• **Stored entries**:
+--

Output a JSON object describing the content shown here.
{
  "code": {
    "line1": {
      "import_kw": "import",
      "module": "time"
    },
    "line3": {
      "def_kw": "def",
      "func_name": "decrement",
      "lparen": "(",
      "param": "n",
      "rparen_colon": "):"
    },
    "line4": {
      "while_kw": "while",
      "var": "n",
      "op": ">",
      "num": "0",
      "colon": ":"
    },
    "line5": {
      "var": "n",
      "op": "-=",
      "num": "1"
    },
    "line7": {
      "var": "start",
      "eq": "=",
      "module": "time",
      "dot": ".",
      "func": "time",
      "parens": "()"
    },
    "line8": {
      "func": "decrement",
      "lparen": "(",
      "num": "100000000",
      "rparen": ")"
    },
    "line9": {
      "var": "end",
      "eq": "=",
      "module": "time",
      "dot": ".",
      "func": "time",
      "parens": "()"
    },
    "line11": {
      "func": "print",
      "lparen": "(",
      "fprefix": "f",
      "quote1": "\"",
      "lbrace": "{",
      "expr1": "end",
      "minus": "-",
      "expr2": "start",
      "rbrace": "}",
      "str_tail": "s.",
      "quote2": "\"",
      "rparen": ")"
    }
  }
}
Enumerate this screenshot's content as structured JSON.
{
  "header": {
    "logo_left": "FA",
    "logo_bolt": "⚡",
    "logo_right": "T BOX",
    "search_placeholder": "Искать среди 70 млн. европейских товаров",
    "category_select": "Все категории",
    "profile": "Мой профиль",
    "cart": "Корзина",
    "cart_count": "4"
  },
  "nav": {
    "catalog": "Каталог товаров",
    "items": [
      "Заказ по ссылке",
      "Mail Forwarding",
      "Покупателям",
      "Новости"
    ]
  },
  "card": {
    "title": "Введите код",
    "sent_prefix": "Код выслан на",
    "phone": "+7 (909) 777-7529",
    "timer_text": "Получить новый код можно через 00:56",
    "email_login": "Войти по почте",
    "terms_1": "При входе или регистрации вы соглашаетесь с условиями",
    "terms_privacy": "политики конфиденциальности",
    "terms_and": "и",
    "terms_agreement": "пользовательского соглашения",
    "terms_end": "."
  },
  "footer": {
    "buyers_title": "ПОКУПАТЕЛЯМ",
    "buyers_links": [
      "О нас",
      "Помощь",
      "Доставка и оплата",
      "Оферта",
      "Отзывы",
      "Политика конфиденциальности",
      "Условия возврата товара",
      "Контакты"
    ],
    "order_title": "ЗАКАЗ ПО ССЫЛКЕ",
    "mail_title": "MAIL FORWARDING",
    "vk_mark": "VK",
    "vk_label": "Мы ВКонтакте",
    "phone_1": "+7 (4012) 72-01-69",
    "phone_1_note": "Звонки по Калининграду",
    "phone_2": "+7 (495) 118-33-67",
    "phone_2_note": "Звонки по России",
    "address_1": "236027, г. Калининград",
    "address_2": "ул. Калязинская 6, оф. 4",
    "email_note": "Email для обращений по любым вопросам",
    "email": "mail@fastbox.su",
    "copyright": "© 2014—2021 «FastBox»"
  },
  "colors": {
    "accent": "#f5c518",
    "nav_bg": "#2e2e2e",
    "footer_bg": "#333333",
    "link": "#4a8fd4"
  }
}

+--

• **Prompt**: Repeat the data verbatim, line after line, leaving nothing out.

• **Answer box**:
Output a JSON object describing the content shown here.
{
  "code": {
    "line1": {
      "import_kw": "import",
      "module": "time"
    },
    "line3": {
      "def_kw": "def",
      "func_name": "decrement",
      "lparen": "(",
      "param": "n",
      "rparen_colon": "):"
    },
    "line4": {
      "while_kw": "while",
      "var": "n",
      "op": ">",
      "num": "0",
      "colon": ":"
    },
    "line5": {
      "var": "n",
      "op": "-=",
      "num": "1"
    },
    "line7": {
      "var": "start",
      "eq": "=",
      "module": "time",
      "dot": ".",
      "func": "time",
      "parens": "()"
    },
    "line8": {
      "func": "decrement",
      "lparen": "(",
      "num": "100000000",
      "rparen": ")"
    },
    "line9": {
      "var": "end",
      "eq": "=",
      "module": "time",
      "dot": ".",
      "func": "time",
      "parens": "()"
    },
    "line11": {
      "func": "print",
      "lparen": "(",
      "fprefix": "f",
      "quote1": "\"",
      "lbrace": "{",
      "expr1": "end",
      "minus": "-",
      "expr2": "start",
      "rbrace": "}",
      "str_tail": "s.",
      "quote2": "\"",
      "rparen": ")"
    }
  }
}
Enumerate this screenshot's content as structured JSON.
{
  "header": {
    "logo_left": "FA",
    "logo_bolt": "⚡",
    "logo_right": "T BOX",
    "search_placeholder": "Искать среди 70 млн. европейских товаров",
    "category_select": "Все категории",
    "profile": "Мой профиль",
    "cart": "Корзина",
    "cart_count": "4"
  },
  "nav": {
    "catalog": "Каталог товаров",
    "items": [
      "Заказ по ссылке",
      "Mail Forwarding",
      "Покупателям",
      "Новости"
    ]
  },
  "card": {
    "title": "Введите код",
    "sent_prefix": "Код выслан на",
    "phone": "+7 (909) 777-7529",
    "timer_text": "Получить новый код можно через 00:56",
    "email_login": "Войти по почте",
    "terms_1": "При входе или регистрации вы соглашаетесь с условиями",
    "terms_privacy": "политики конфиденциальности",
    "terms_and": "и",
    "terms_agreement": "пользовательского соглашения",
    "terms_end": "."
  },
  "footer": {
    "buyers_title": "ПОКУПАТЕЛЯМ",
    "buyers_links": [
      "О нас",
      "Помощь",
      "Доставка и оплата",
      "Оферта",
      "Отзывы",
      "Политика конфиденциальности",
      "Условия возврата товара",
      "Контакты"
    ],
    "order_title": "ЗАКАЗ ПО ССЫЛКЕ",
    "mail_title": "MAIL FORWARDING",
    "vk_mark": "VK",
    "vk_label": "Мы ВКонтакте",
    "phone_1": "+7 (4012) 72-01-69",
    "phone_1_note": "Звонки по Калининграду",
    "phone_2": "+7 (495) 118-33-67",
    "phone_2_note": "Звонки по России",
    "address_1": "236027, г. Калининград",
    "address_2": "ул. Калязинская 6, оф. 4",
    "email_note": "Email для обращений по любым вопросам",
    "email": "mail@fastbox.su",
    "copyright": "© 2014—2021 «FastBox»"
  },
  "colors": {
    "accent": "#f5c518",
    "nav_bg": "#2e2e2e",
    "footer_bg": "#333333",
    "link": "#4a8fd4"
  }
}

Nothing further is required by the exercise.